The three people you’ll meet at a coworking space [Partner]
Looking to nab a spot at one of KC’s coworking spaces? You’re not just picking a desk — you’re picking a network.
WeWork, 1828 Walnut in Corrigan Station, has transformed four stories in a former Crossroads Arts District garment factory into a mix of open spaces and private offices. Amenities range from free coffee and fruit water to a front desk staff and conference rooms for client meetings and team huddles.
This isn’t your traditional office, so these aren’t your traditional coworkers. Here’s who we met.
The Global Strategist
Robert Mulokwa, came to WeWork, 1828 Walnut in Corrigan Station, to launch his business. In the process, he’s found a community of entrepreneurs and a nationwide support network.

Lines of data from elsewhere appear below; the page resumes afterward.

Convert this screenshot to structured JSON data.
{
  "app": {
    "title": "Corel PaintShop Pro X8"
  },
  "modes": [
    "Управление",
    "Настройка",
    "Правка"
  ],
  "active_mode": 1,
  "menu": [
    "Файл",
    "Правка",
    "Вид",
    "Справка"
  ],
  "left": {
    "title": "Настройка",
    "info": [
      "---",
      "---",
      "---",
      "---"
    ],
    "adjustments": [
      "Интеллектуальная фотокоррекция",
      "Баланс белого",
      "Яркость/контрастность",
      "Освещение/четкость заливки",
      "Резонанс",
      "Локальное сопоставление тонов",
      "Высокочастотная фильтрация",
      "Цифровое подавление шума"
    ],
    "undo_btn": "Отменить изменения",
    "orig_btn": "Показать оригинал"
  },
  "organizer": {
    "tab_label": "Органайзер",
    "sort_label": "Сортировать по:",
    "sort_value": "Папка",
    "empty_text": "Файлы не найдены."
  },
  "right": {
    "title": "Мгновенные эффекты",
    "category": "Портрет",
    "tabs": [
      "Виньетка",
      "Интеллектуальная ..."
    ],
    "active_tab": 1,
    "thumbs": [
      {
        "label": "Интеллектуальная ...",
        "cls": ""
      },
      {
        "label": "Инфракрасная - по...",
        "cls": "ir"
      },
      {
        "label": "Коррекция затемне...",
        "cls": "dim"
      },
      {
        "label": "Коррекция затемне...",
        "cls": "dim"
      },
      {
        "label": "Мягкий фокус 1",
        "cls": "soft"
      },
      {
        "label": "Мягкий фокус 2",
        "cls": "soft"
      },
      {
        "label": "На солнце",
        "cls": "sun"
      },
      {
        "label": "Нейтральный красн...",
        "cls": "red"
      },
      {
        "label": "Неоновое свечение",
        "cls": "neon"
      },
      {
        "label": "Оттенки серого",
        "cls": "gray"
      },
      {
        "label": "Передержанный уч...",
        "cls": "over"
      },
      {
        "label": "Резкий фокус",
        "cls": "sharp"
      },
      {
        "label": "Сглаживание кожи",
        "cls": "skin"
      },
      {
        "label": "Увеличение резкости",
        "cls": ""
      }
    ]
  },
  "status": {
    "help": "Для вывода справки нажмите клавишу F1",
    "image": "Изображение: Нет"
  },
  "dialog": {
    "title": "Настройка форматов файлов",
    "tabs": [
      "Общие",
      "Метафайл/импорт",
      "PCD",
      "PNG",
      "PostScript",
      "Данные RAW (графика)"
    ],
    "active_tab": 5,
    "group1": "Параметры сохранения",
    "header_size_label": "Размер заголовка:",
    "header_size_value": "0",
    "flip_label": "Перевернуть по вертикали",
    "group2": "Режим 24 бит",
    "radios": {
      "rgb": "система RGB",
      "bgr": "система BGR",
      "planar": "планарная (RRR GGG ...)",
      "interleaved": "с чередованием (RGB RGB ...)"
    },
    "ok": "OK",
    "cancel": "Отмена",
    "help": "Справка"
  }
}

Mulokwa’s company, Arkiv (pronounced archive) is an online marketplace for sneaker enthusiasts that inventories, stores and sells collectable shoes. Many of them, like the original version of the Nike Air Yeezy, a collaboration with Kanye West, go for hundreds of dollars.
“These sneakers are commodities,” Mulokwa says. “They are very valuable assets. The secondary market in U.S. — just for sneakers — is over a billion dollars a year. That’s 300 million pairs of sneakers a year.”
Mulokwa likes being around other young entrepreneurs and the offices at WeWork are filled with people in a variety of fields, from tech to travel.
He also appreciates how easy collaboration is with other members. Casual conversations over a cup of coffee can lead to business deals. But for Mulukwa, the biggest plus is the ability to scale his business without a huge outlay of cash.
WeWork has coworking spaces in many cities in the US and abroad. Mulokwa plans to use that network to expand his business in New York, Miami, Atlanta, and Los Angeles — all big markets for vintage footwear.
“WeWork is the key to our business strategy,” says Mulokwa. “If we open up offices in those four cities, plus our Chicago location, our rent would still be a fraction of opening one brick-and-mortar storefront.”
Recently, Jovan Landry heard someone describe her as an “interdisciplinary artist.” The filmmaker, photographer and emcee thinks the term suits her. She’s not someone who fits neatly into one category.
“I really try to emphasize that a lot at first,” Landry says. “It’s who I am.”
This idea of working across different platforms is what inspires Landry’s newest project, “Synergy,” a hip-hop album created exclusively by women.
“There is collaboration out there, but it’s not like an album that’s produced entirely by women,” Landry explains. “There’s always some male influence, especially behind the scenes. That’s what will make this project stand out.”
The Social Entrepreneur
Another innovator at WeWork is engineer Grace Hsia, who started her company Warmilu after she discovered that 75 percent of babies born prematurely die from hypothermia.
“I was born one month premature, so I had this very surreal moment,” Hsia recalls. “I was lucky to be born here.”
She says her special interest in saving premature babies “gave me the extra push and motivation to convince my team to work on this particular challenge.” Within six months of launching, Warmilu had a working prototype.
The company makes safe, reusable heating packs that help regulate the body temperature of premature infants. Her product is currently used in hospitals and clinics in places that don’t always have electric incubators, such as Kenya and Somalia.
For Hsia, making the world a better place is to her business.
To learn more about WeWork or schedule a tour, visit wework.com.